In 2008, the alleged market failures that produced the Great Recession and widespread financial desperation played a crucial role in ushering Obama into the White House. [mc_name name=’Sen. John McCain (R-AZ)’ chamber=’senate’ mcid=’M000303′ ]’s admission of general economic ignorance symbolized his inadequacy for the task at hand, especially when paired against his opponent’s eagerness to intervene in markets to restore stability and common welfare. Mitt Romney faired only slightly better in 2012, eroding perceptions of his managerial competence with a bizarre gaffe in which he claimed that half the nation prefers welfare to free markets and repeated, hypocritical attempts to oppose Obamacare while justifying universal health care in Massachusetts.
What should Republicans do differently in 2016? Many things come to mind, but nominating a candidate with a virtually unassailable record of implementing free market solutions – and an unusual aptitude for articulating free market principles – would be a good place to start.
The most damaging conservative affliction is the notion that free market ideas are inherently unpopular, and that Republicans must somehow ease voters into accepting fewer taxes and regulations in the same way that Democrats fuse together piecemeal efforts to establish an all-encompassing welfare state. This is strategic rubbish, and it is based on the false assumption that real principles cannot outsell redistributionist fantasy. In the near term, Republicans can capitalize on the sluggish growth that crept up a full year after Obama’s stimulus efforts ended, the failure of wages to keep up with employment, and the fact that part time jobs account for too large a proportion of recent job gains. But these efforts will fail if they do not properly integrate principled arguments, which will appeal to a statistically significant number of voters – especially Millennials – who once embraced Obama’s vague promises of redistribution and have experienced a gradual change of heart.

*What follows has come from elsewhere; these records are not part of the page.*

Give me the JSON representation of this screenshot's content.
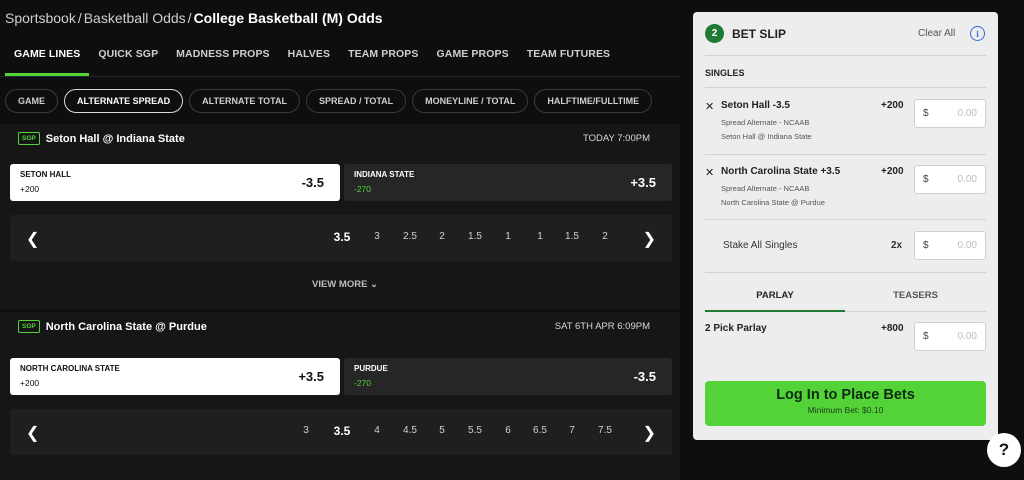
{
  "breadcrumb": {
    "items": [
      "Sportsbook",
      "Basketball Odds"
    ],
    "current": "College Basketball (M) Odds"
  },
  "tabs": [
    "GAME LINES",
    "QUICK SGP",
    "MADNESS PROPS",
    "HALVES",
    "TEAM PROPS",
    "GAME PROPS",
    "TEAM FUTURES"
  ],
  "pills": [
    "GAME",
    "ALTERNATE SPREAD",
    "ALTERNATE TOTAL",
    "SPREAD / TOTAL",
    "MONEYLINE / TOTAL",
    "HALFTIME/FULLTIME"
  ],
  "colors": {
    "accent": "#53d337",
    "dark_green": "#1f7a34",
    "info_blue": "#2b6fd6"
  },
  "events": [
    {
      "badge": "SGP",
      "title": "Seton Hall @ Indiana State",
      "time": "TODAY 7:00PM",
      "home": {
        "team": "SETON HALL",
        "price": "+200",
        "line": "-3.5"
      },
      "away": {
        "team": "INDIANA STATE",
        "price": "-270",
        "line": "+3.5"
      },
      "alt_lines": [
        "3.5",
        "3",
        "2.5",
        "2",
        "1.5",
        "1",
        "1",
        "1.5",
        "2"
      ],
      "selected_index": 0,
      "view_more": "VIEW MORE"
    },
    {
      "badge": "SGP",
      "title": "North Carolina State @ Purdue",
      "time": "SAT 6TH APR 6:09PM",
      "home": {
        "team": "NORTH CAROLINA STATE",
        "price": "+200",
        "line": "+3.5"
      },
      "away": {
        "team": "PURDUE",
        "price": "-270",
        "line": "-3.5"
      },
      "alt_lines": [
        "3",
        "3.5",
        "4",
        "4.5",
        "5",
        "5.5",
        "6",
        "6.5",
        "7",
        "7.5"
      ],
      "selected_index": 1
    }
  ],
  "bet_slip": {
    "count": "2",
    "title": "BET SLIP",
    "clear_all": "Clear All",
    "singles_label": "SINGLES",
    "bets": [
      {
        "selection": "Seton Hall -3.5",
        "odds": "+200",
        "market": "Spread Alternate - NCAAB",
        "event": "Seton Hall @ Indiana State",
        "currency": "$",
        "placeholder": "0.00"
      },
      {
        "selection": "North Carolina State +3.5",
        "odds": "+200",
        "market": "Spread Alternate - NCAAB",
        "event": "North Carolina State @ Purdue",
        "currency": "$",
        "placeholder": "0.00"
      }
    ],
    "stake_all": {
      "label": "Stake All Singles",
      "multiplier": "2x",
      "currency": "$",
      "placeholder": "0.00"
    },
    "tabs": [
      "PARLAY",
      "TEASERS"
    ],
    "parlay": {
      "label": "2 Pick Parlay",
      "odds": "+800",
      "currency": "$",
      "placeholder": "0.00"
    },
    "login_button": "Log In to Place Bets",
    "min_bet": "Minimum Bet: $0.10"
  },
  "help_label": "?"
}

According to the Roper Center, 66% of 18-29 year olds voted for Obama in 2008, while in 2012 this number dropped to 60%, despite a 1% increase in the size of this age group. In 2016, 68% of Millennials will fall into the 25-34 cohort, implying a rising proportion of higher-earning Millennials with an incentive to reject higher taxes favored by Democrats. The smallest cohort next year will be the historically most liberal group, which consists of those in their late teens and early 20s. It is also worth noting that in 2012, 75% of all voters identified as “conservative” or “moderate,” with only 25% identifying as liberal, and around 35% claiming the conservative label. The Democrats’ widely anticipated leftward shift in 2016, as evinced by calls for [mc_name name=’Sen. Elizabeth Warren (D-MA)’ chamber=’senate’ mcid=’W000817′ ] to enter the race, is a risky calculation in light of these recent developments in voter demographics.

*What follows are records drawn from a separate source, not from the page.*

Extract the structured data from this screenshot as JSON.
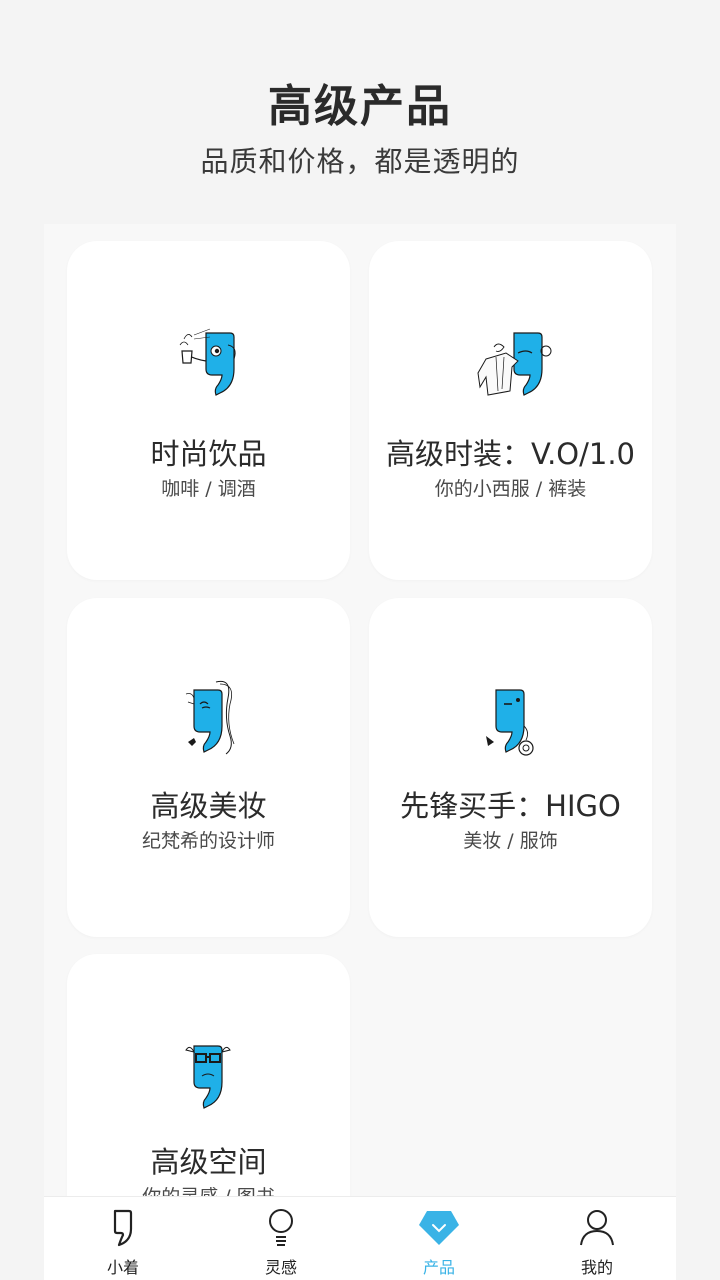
{
  "header": {
    "title": "高级产品",
    "subtitle": "品质和价格，都是透明的"
  },
  "cards": [
    {
      "title": "时尚饮品",
      "subtitle": "咖啡 / 调酒",
      "icon": "mascot-coffee-icon"
    },
    {
      "title": "高级时装：V.O/1.0",
      "subtitle": "你的小西服 / 裤装",
      "icon": "mascot-suit-icon"
    },
    {
      "title": "高级美妆",
      "subtitle": "纪梵希的设计师",
      "icon": "mascot-makeup-icon"
    },
    {
      "title": "先锋买手：HIGO",
      "subtitle": "美妆 / 服饰",
      "icon": "mascot-buyer-icon"
    },
    {
      "title": "高级空间",
      "subtitle": "你的灵感 / 图书",
      "icon": "mascot-space-icon"
    }
  ],
  "tabbar": {
    "active_color": "#3ab3e6",
    "items": [
      {
        "label": "小着",
        "icon": "comma-icon"
      },
      {
        "label": "灵感",
        "icon": "lightbulb-icon"
      },
      {
        "label": "产品",
        "icon": "diamond-icon",
        "active": true
      },
      {
        "label": "我的",
        "icon": "person-icon"
      }
    ]
  },
  "colors": {
    "accent": "#3ab3e6",
    "mascot": "#1fb0e8"
  }
}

In order to appeal to those whose votes will be up for grabs – i.e., independent voters and undecided Millennials – Republican candidates must frame their economic arguments consistently and forcefully. They will need to strike not only at the Democrats’ record of waste and inefficiency during the Obama years, but more fundamentally at their longstanding failure to grasp the moral basis and systemic elegance of the free market system that the current Administration so egregiously disregards.

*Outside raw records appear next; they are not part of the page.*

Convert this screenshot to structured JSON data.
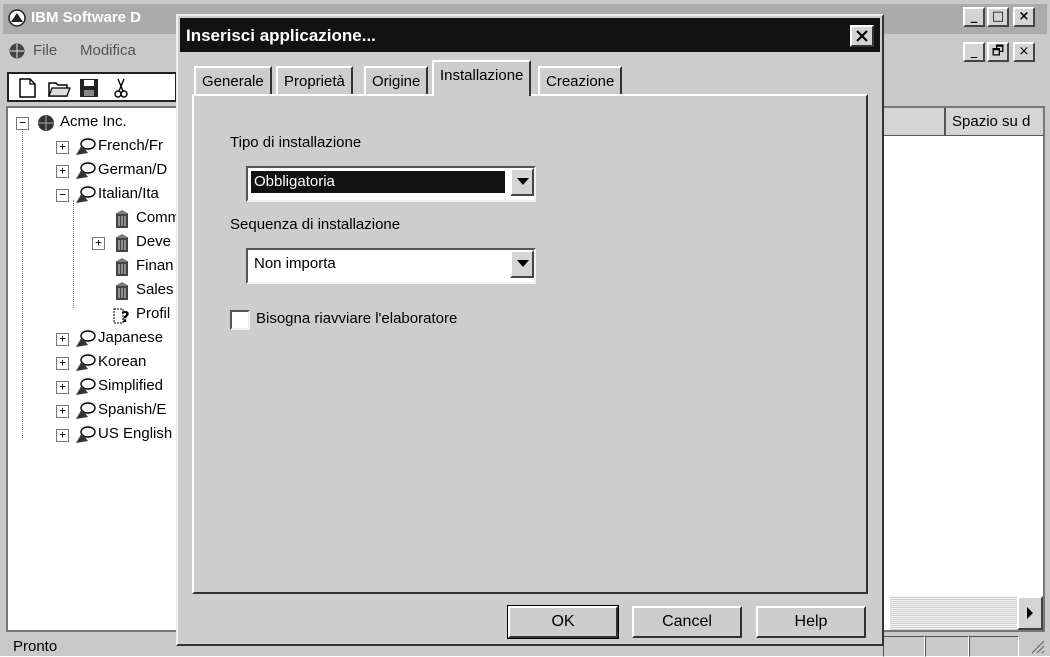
{
  "main_window": {
    "title": "IBM Software D",
    "caption_buttons": {
      "minimize": "_",
      "maximize": "□",
      "close": "×",
      "mdi_minimize": "_",
      "mdi_restore": "🗗",
      "mdi_close": "×"
    },
    "menu": [
      "File",
      "Modifica"
    ],
    "toolbar_icons": [
      "new-document-icon",
      "open-folder-icon",
      "save-disk-icon",
      "cut-scissors-icon"
    ],
    "tree": [
      {
        "label": "Acme Inc.",
        "icon": "globe-icon",
        "expander": "−"
      },
      {
        "label": "French/Fr",
        "icon": "speech-bubble-icon",
        "expander": "+"
      },
      {
        "label": "German/D",
        "icon": "speech-bubble-icon",
        "expander": "+"
      },
      {
        "label": "Italian/Ita",
        "icon": "speech-bubble-icon",
        "expander": "−"
      },
      {
        "label": "Comm",
        "icon": "building-icon",
        "expander": ""
      },
      {
        "label": "Deve",
        "icon": "building-icon",
        "expander": "+"
      },
      {
        "label": "Finan",
        "icon": "building-icon",
        "expander": ""
      },
      {
        "label": "Sales",
        "icon": "building-icon",
        "expander": ""
      },
      {
        "label": "Profil",
        "icon": "question-profile-icon",
        "expander": ""
      },
      {
        "label": "Japanese",
        "icon": "speech-bubble-icon",
        "expander": "+"
      },
      {
        "label": "Korean",
        "icon": "speech-bubble-icon",
        "expander": "+"
      },
      {
        "label": "Simplified",
        "icon": "speech-bubble-icon",
        "expander": "+"
      },
      {
        "label": "Spanish/E",
        "icon": "speech-bubble-icon",
        "expander": "+"
      },
      {
        "label": "US English",
        "icon": "speech-bubble-icon",
        "expander": "+"
      }
    ],
    "list_header": {
      "col2": "Spazio su d"
    },
    "status": "Pronto"
  },
  "dialog": {
    "title": "Inserisci applicazione...",
    "close": "×",
    "tabs": [
      "Generale",
      "Proprietà",
      "Origine",
      "Installazione",
      "Creazione"
    ],
    "active_tab": "Installazione",
    "install_type_label": "Tipo di installazione",
    "install_type_value": "Obbligatoria",
    "install_sequence_label": "Sequenza di installazione",
    "install_sequence_value": "Non importa",
    "reboot_checkbox_label": "Bisogna riavviare l'elaboratore",
    "reboot_checked": false,
    "buttons": {
      "ok": "OK",
      "cancel": "Cancel",
      "help": "Help"
    }
  }
}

Specifically, I would advise Republicans to remind these voters that freedom is a moral value in economic life. I would also urge them to acknowledge and obliterate the left-wing fiction that conservatives think of markets as a moralistic mechanism for distributing rewards to hard workers and failure to the lazy. Demonstrate that free markets are best understood as the only means of empowering individuals, whose daily financial decisions deserve to be treated as rights rather than replaced with the whims of central planners. Point out that the Left’s war on “inequality” presupposes a false equivalence between fault and responsibility, and that respecting the right to the fruits of one’s labor does not imply that the unfortunate don’t deserve to be helped, but rather that such help is necessarily finite. Expose the failure to grasp systemic causation that underlies every redistributionist scheme from the War on Poverty to green energy subsidies to Obamacare, all of which rest on a jejune conception of government as an inherently noble and efficient reallocator of wealth produced by individuals. Call out the Left for anchoring all of their grand ambitions on the eventual levying of higher taxes, which are irreducibly punitive and bad for freedom as well as the economy.
But most importantly, don’t let the Left get away with claiming its economic agenda represents the fulfillment of American principles. Obama exclaimed in 2008, while overseas, that “This is the moment when we must build on the wealth that open markets have created, and share it more equitably.” The idea that free markets reach a point, or a “moment,” at which time it becomes possible to redistribute wealth without damaging the very markets that created it – or the freedom they depend on – is a Marxist illusion. The Founders had very little to say on the subject of redistribution, and for good reason. It is not hard to demonstrate why watered-down socialism is incompatible with “life, liberty and the pursuit of happiness.” But in 2016, the future of our country may depend on someone who can articulate this message with exceptional concision and clarity.